School safety is a topic that is talked about frequently at meetings, by parents and staff, and is in the media on a regular basis. There are new laws, mandates and procedures that school districts must follow. Among those are the intruder drills that we have now added to the list of regular drills we already complete such as fire, tornado and lockdown. During those drills, teachers and students have to make decisions based upon the information they have during the drill and where the intruder is located in the building. Our goal is to make it as realistic as we can without unduly frightening students.

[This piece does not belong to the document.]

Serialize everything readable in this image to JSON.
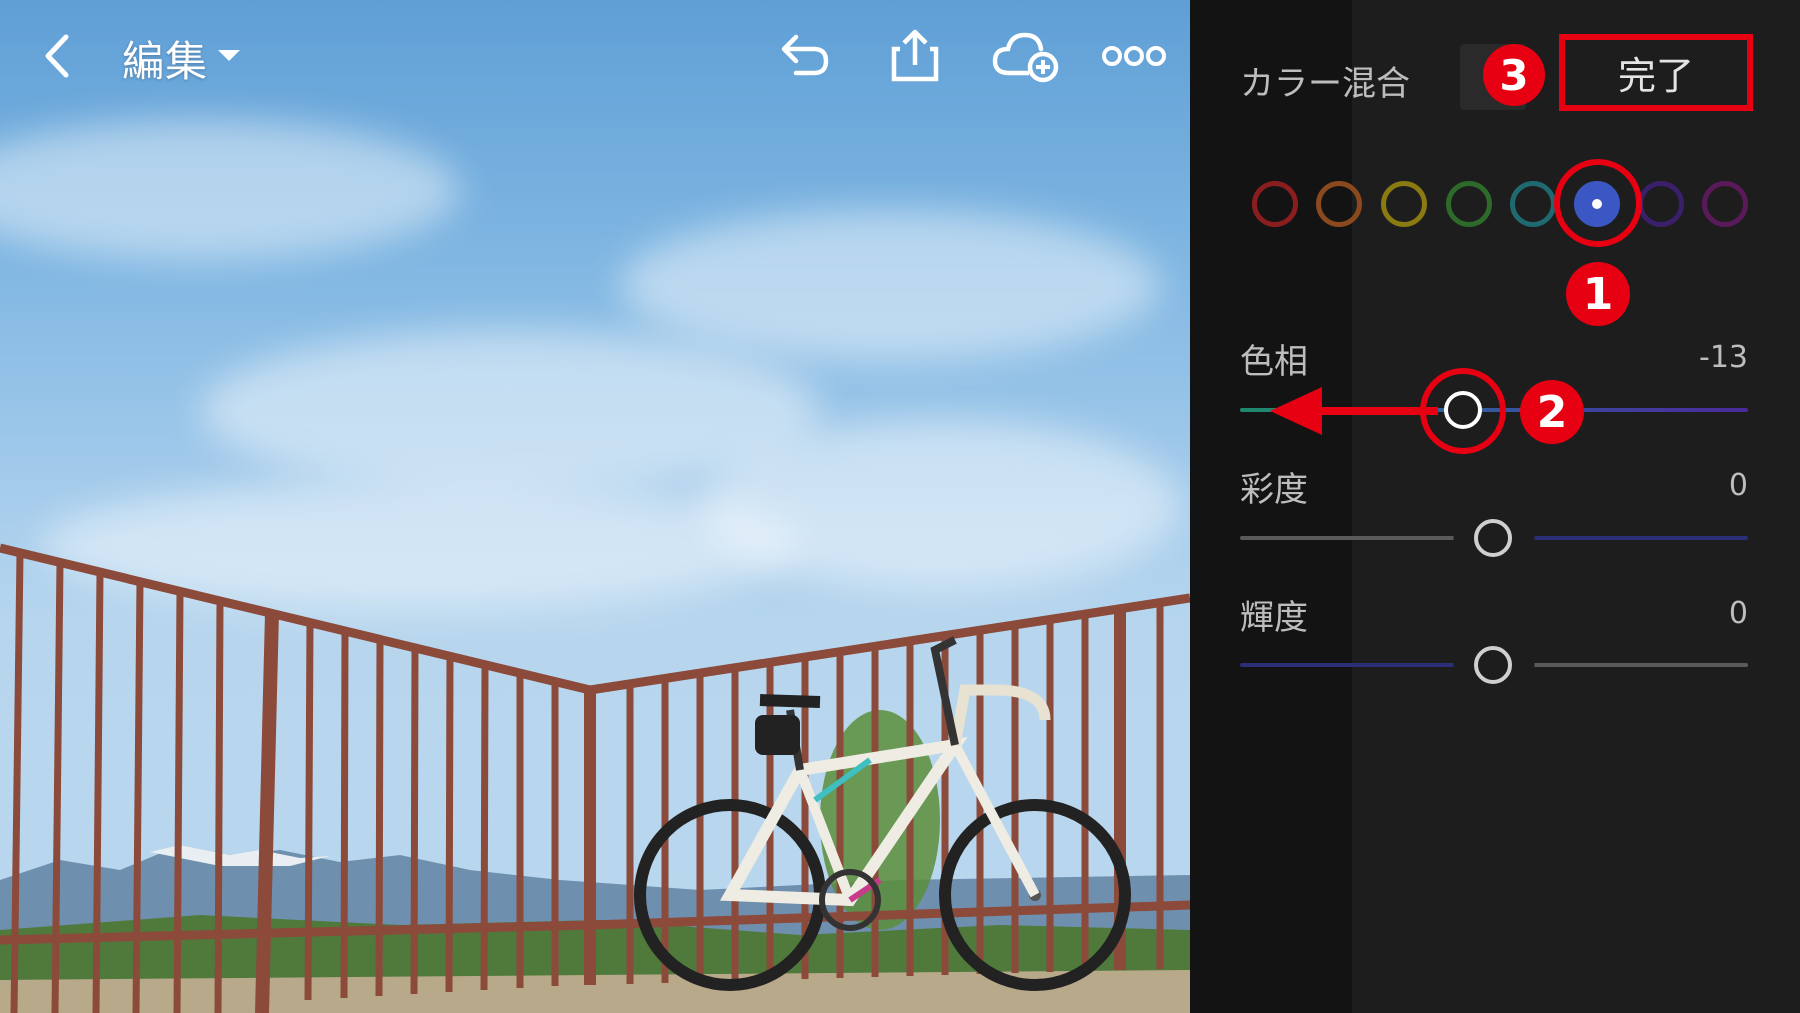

We want them to be able to think during a stressful situation, yet know that they are safe in the process.
Already within the first two weeks of school, we had bus evacuation drills and a fire drill. Sept. 17 will be our first ALICE (intruder) drill. ALICE is the response program we utilize, which stands for Alert, Lockdown, Inform, Counter, Evacuate. Those are all related to the choices we have in situations. Do we stay put and hide? Can we barricade ourselves in the room? Is there a way to get away from the area and evacuate? Are we going to be forced to confront the intruder as a last resort? When we confront, how can we do that and what resources can we use to distract and disarm?
The safety of our students/staff is always paramount in any situation. In thinking about how our students and staff respond in drills, it called to mind a book written by Lt. Col. Dave Grossman about three kinds of people: sheep, sheep dogs and wolves. In our society, Grossman contends that 98 percent of us are sheep; kind, decent, not capable of hurting others intentionally. Then there is the 1 percent who are absolute wolves; evil people capable of evil deeds who feed on the unsuspecting sheep. And then there’s the sheep dogs; those who live to protect the flock and confront the wolf; those who intimidate those who intimidate others. In any dangerous, risky situation it's important that a sheep dog emerges for the sheep to follow. This is an important truth that we hope our students/staff learn during the intruder drills.
The teacher or principal may not be in a position to be the sheep dog in all scenarios. So our students need to possess the courage and leadership skills to step up, and rest assured they will act. We have sheep dogs among us, though often times it’s those we would never expect to step up. We hear those kinds of stories all the time where the ordinary person, young or old, who is the most unlikely hero acts in a way that astounds others.
As parents if you hear your child talking about a drill at school, it’s an opportunity to talk over responses in emergency situations. Not only are there situations in schools, but also out in the community, at the gym, in church, at the mall, on campus, in the movie theater, at the grocery store or in the airport. It's the ability to study your surroundings and be in a mindset to react if necessary. Denial that potential evil exists in any location puts us in a "sheep" mentality that can leave us unprepared to react. Some may say that kind of thinking is paranoid, while others would tell you it’s just smart thinking. Discussing responses to danger in a variety of scenarios helps our children feel like they have choices, power and opportunities to respond in ways that yield more favorable results.
If you ever have any questions about our drills or responses, please contact one of the offices. Sometimes drills throughout the year will be announced, and sometimes not. Just like life, we cannot predict when situations will occur. We can only attempt to prepare for when they do. That's our goal with all the drills we practice, and the safety of the students and staff is always the most important intended outcome.